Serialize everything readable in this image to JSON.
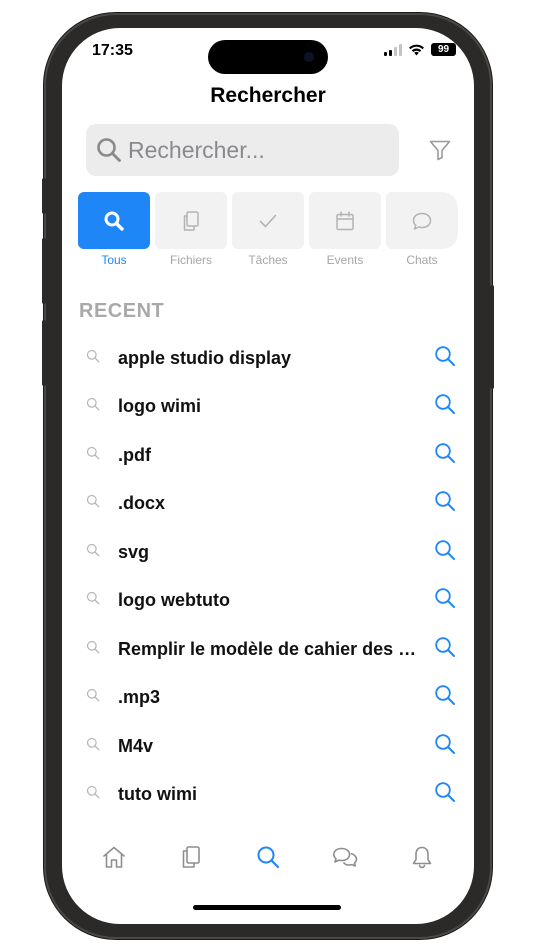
{
  "status_bar": {
    "time": "17:35",
    "battery": "99"
  },
  "header": {
    "title": "Rechercher"
  },
  "search": {
    "placeholder": "Rechercher...",
    "value": ""
  },
  "tabs": [
    {
      "label": "Tous",
      "icon": "search-icon",
      "active": true
    },
    {
      "label": "Fichiers",
      "icon": "files-icon",
      "active": false
    },
    {
      "label": "Tâches",
      "icon": "check-icon",
      "active": false
    },
    {
      "label": "Events",
      "icon": "calendar-icon",
      "active": false
    },
    {
      "label": "Chats",
      "icon": "chat-bubble-icon",
      "active": false
    }
  ],
  "recent": {
    "heading": "RECENT",
    "items": [
      "apple studio display",
      "logo wimi",
      ".pdf",
      ".docx",
      "svg",
      "logo webtuto",
      "Remplir le modèle de cahier des ch...",
      ".mp3",
      "M4v",
      "tuto wimi"
    ]
  },
  "bottom_nav": [
    {
      "name": "home",
      "icon": "home-icon",
      "active": false
    },
    {
      "name": "files",
      "icon": "files-icon",
      "active": false
    },
    {
      "name": "search",
      "icon": "search-icon",
      "active": true
    },
    {
      "name": "chats",
      "icon": "chat-bubbles-icon",
      "active": false
    },
    {
      "name": "notifications",
      "icon": "bell-icon",
      "active": false
    }
  ],
  "colors": {
    "accent": "#1e86f7",
    "muted": "#a6a6a6",
    "frame": "#2b2a28"
  }
}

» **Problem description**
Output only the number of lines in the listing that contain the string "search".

» **Exercise response**
4